A vision shared by all the employees creates indirect spillover effects in other domains, too. For one, it helps the hiring process by earning the attention of like-minded, skillful people, who are attracted by the affinity between employees and the faith in their service. Companies that feature on one of the “best places to work at” lists usually start out by taking an employee-first approach. “I am obsessed with taking care of [my employees],” says Chris Nassetta, CEO of Hilton Hotels and Resorts, which was named the best place to work for in 2019, by Fortune. The results show as the hotel was also ranked top in customer service in the hospitality industry by the American Customer Satisfaction Index during 2018. The approach can help customers too, as employees who believe in the company’s vision can serve customers with a better belief than those who don’t. Backed with digital tools, representatives with digital profiles of their clients can truly fulfill their potential. During transformation initiatives, employees can better persuade consumers to get on-board with new digital tools and methods. Within the company, this unifying approach can help accelerate the pace of the initiatives during transformation as well as improve their chances of success.
It supplants strategy
It is becoming increasingly apparent that a strategy backed by a culture has a better chance of success, than one without. For it to be successful, strategy needs the backing of culture, which helps raise the engagement level of employees, attract new talent and better service consumers, among other things. However, the opposite can’t be said to be true, as culture usually grows organically without much in the name of guidance from the top echelons. At best, strategy can codify existing rituals and best practices (however, as we’ve discussed, efforts to copy culture have almost universally fallen flat). Culture unifies companies in times of trouble and distress, which means any hurdles during the digital transformation process become easier to cross. The digital skills which people obtain overtime help consolidate the company’s long-term vision and can form part of another advantage which is difficult to replicate. It would be a case of short-term-ism to not consider culture when setting out your digital business strategy.
Weave culture into your digital transformation; the TransformX way
Organizations that focus on building culture during transformations are 2.5 times likelier to succeed. The question then arises is, what can ideally be done to create a culture that works? While examples of great corporate cultures can be found aplenty, what’s common with each is they all have their own identity, rituals, and power structures which were just relevant for their enterprise. Every organization’s take on what that specifically means for them can differ. But a key to building an effective digital culture is reaching consensus on what your organization’s core digital values should be.

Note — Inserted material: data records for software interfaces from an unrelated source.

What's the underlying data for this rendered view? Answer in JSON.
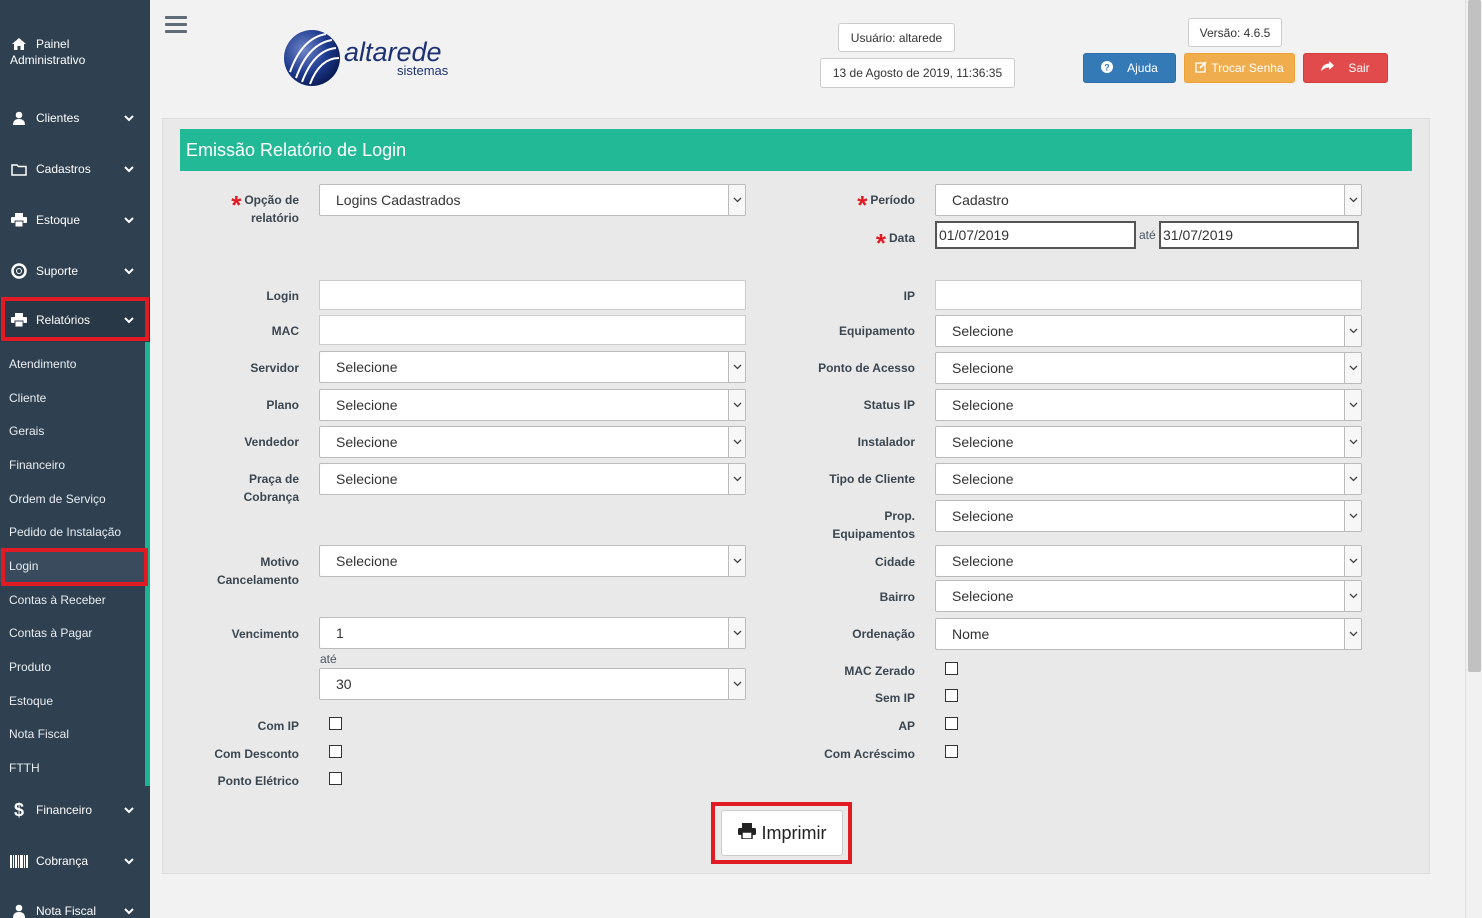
{
  "sidebar": {
    "painel_line1": "Painel",
    "painel_line2": "Administrativo",
    "items": {
      "clientes": "Clientes",
      "cadastros": "Cadastros",
      "estoque": "Estoque",
      "suporte": "Suporte",
      "relatorios": "Relatórios",
      "financeiro": "Financeiro",
      "cobranca": "Cobrança",
      "nota_fiscal": "Nota Fiscal"
    },
    "submenu": [
      "Atendimento",
      "Cliente",
      "Gerais",
      "Financeiro",
      "Ordem de Serviço",
      "Pedido de Instalação",
      "Login",
      "Contas à Receber",
      "Contas à Pagar",
      "Produto",
      "Estoque",
      "Nota Fiscal",
      "FTTH"
    ],
    "active_submenu": "Login"
  },
  "header": {
    "logo_main": "altarede",
    "logo_sub": "sistemas",
    "user": "Usuário: altarede",
    "datetime": "13 de Agosto de 2019, 11:36:35",
    "version": "Versão: 4.6.5",
    "btn_ajuda": "Ajuda",
    "btn_senha": "Trocar Senha",
    "btn_sair": "Sair"
  },
  "form": {
    "title": "Emissão Relatório de Login",
    "opcao_label_1": "Opção de",
    "opcao_label_2": "relatório",
    "opcao_value": "Logins Cadastrados",
    "periodo_label": "Período",
    "periodo_value": "Cadastro",
    "data_label": "Data",
    "data_from": "01/07/2019",
    "ate": "até",
    "data_to": "31/07/2019",
    "login_label": "Login",
    "ip_label": "IP",
    "mac_label": "MAC",
    "equipamento_label": "Equipamento",
    "servidor_label": "Servidor",
    "ponto_acesso_label": "Ponto de Acesso",
    "plano_label": "Plano",
    "status_ip_label": "Status IP",
    "vendedor_label": "Vendedor",
    "instalador_label": "Instalador",
    "praca_label_1": "Praça de",
    "praca_label_2": "Cobrança",
    "tipo_cliente_label": "Tipo de Cliente",
    "prop_label_1": "Prop.",
    "prop_label_2": "Equipamentos",
    "motivo_label_1": "Motivo",
    "motivo_label_2": "Cancelamento",
    "cidade_label": "Cidade",
    "bairro_label": "Bairro",
    "vencimento_label": "Vencimento",
    "vencimento_from": "1",
    "vencimento_to": "30",
    "ordenacao_label": "Ordenação",
    "ordenacao_value": "Nome",
    "selecione": "Selecione",
    "mac_zerado_label": "MAC Zerado",
    "sem_ip_label": "Sem IP",
    "ap_label": "AP",
    "com_acrescimo_label": "Com Acréscimo",
    "com_ip_label": "Com IP",
    "com_desconto_label": "Com Desconto",
    "ponto_eletrico_label": "Ponto Elétrico",
    "print_button": "Imprimir"
  },
  "colors": {
    "sidebar_bg": "#2f4050",
    "header_green": "#22b997",
    "highlight_red": "#e01b24",
    "btn_blue": "#337ab7",
    "btn_orange": "#f0ad4e",
    "btn_red": "#e24b4b"
  }
}
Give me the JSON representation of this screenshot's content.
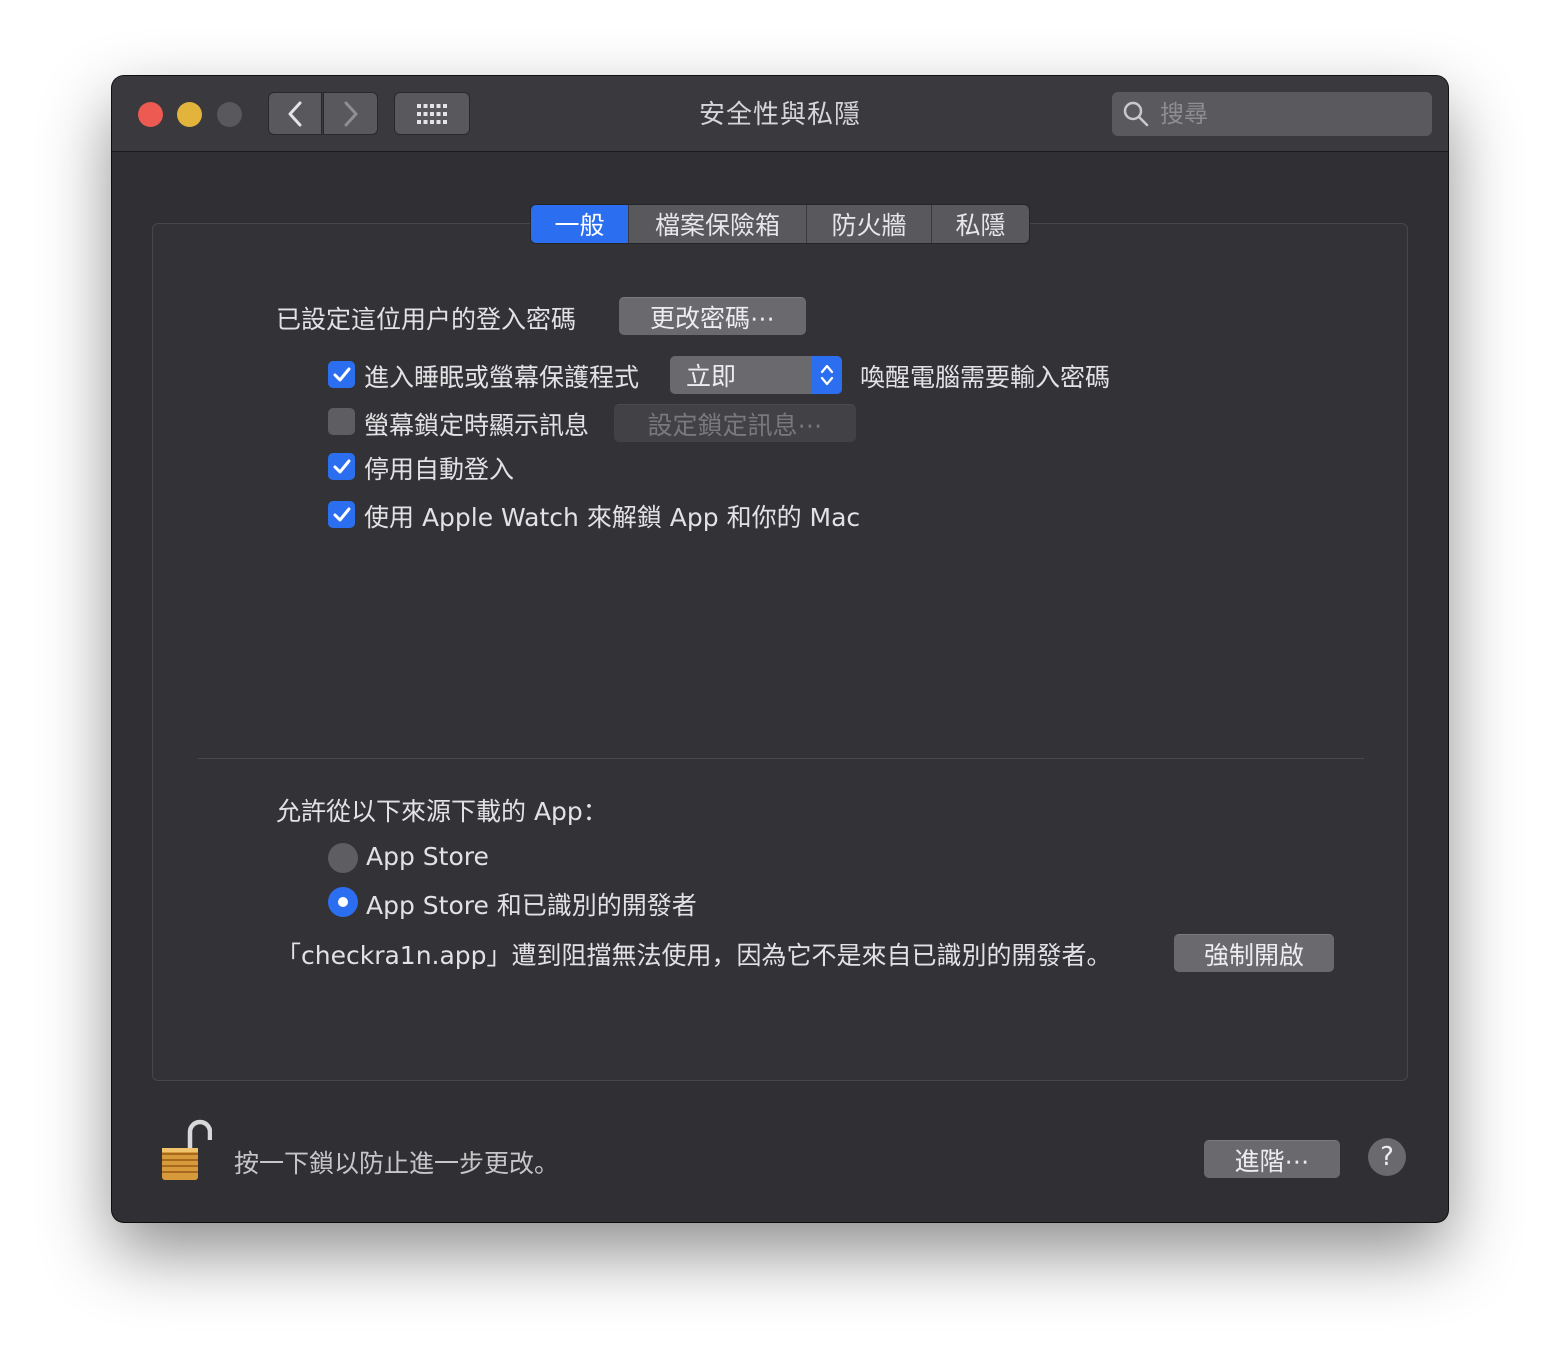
{
  "window": {
    "title": "安全性與私隱"
  },
  "search": {
    "placeholder": "搜尋"
  },
  "tabs": [
    {
      "label": "一般",
      "active": true
    },
    {
      "label": "檔案保險箱",
      "active": false
    },
    {
      "label": "防火牆",
      "active": false
    },
    {
      "label": "私隱",
      "active": false
    }
  ],
  "general": {
    "password_label": "已設定這位用户的登入密碼",
    "change_password_button": "更改密碼⋯",
    "require_password": {
      "checked": true,
      "prefix": "進入睡眠或螢幕保護程式",
      "select_value": "立即",
      "suffix": "喚醒電腦需要輸入密碼"
    },
    "lock_message": {
      "checked": false,
      "label": "螢幕鎖定時顯示訊息",
      "button": "設定鎖定訊息⋯"
    },
    "disable_auto_login": {
      "checked": true,
      "label": "停用自動登入"
    },
    "apple_watch": {
      "checked": true,
      "label": "使用 Apple Watch 來解鎖 App 和你的 Mac"
    }
  },
  "downloads": {
    "heading": "允許從以下來源下載的 App：",
    "options": [
      {
        "label": "App Store",
        "selected": false
      },
      {
        "label": "App Store 和已識別的開發者",
        "selected": true
      }
    ],
    "blocked_message": "「checkra1n.app」遭到阻擋無法使用，因為它不是來自已識別的開發者。",
    "open_anyway_button": "強制開啟"
  },
  "footer": {
    "lock_text": "按一下鎖以防止進一步更改。",
    "advanced_button": "進階⋯",
    "help_label": "?"
  },
  "colors": {
    "accent": "#2b6ff0",
    "window_bg": "#303034",
    "close": "#ec5a52",
    "minimize": "#e3b43c"
  }
}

As is the TransformX way, for such initiatives, we recommend that our clients bring an open state of mind to defining digital. ‘Digital’ is far more than technology, a process or a mission statement; it is a way of doing things, a state of mind, a belief system. Elements of our two signature offerings Organizational Transformation and Employee Enablement are combined to run Digital Maturity Assessments and Digital Acumen Assessments that provide a baseline of where things stand on the organization and the employee side and identifies key areas that need to be addressed from a strategy, process, technology or a skill-building level across the board. These insights are then used to create bespoke Digital Transformation Roadmaps and Digital Learning Journeys to set our clients on a path of growth, profitability and the exploration of new digital, data enabled business models and revenue streams. We look forward to partnering with you on your next culturally infused digital transformation initiative.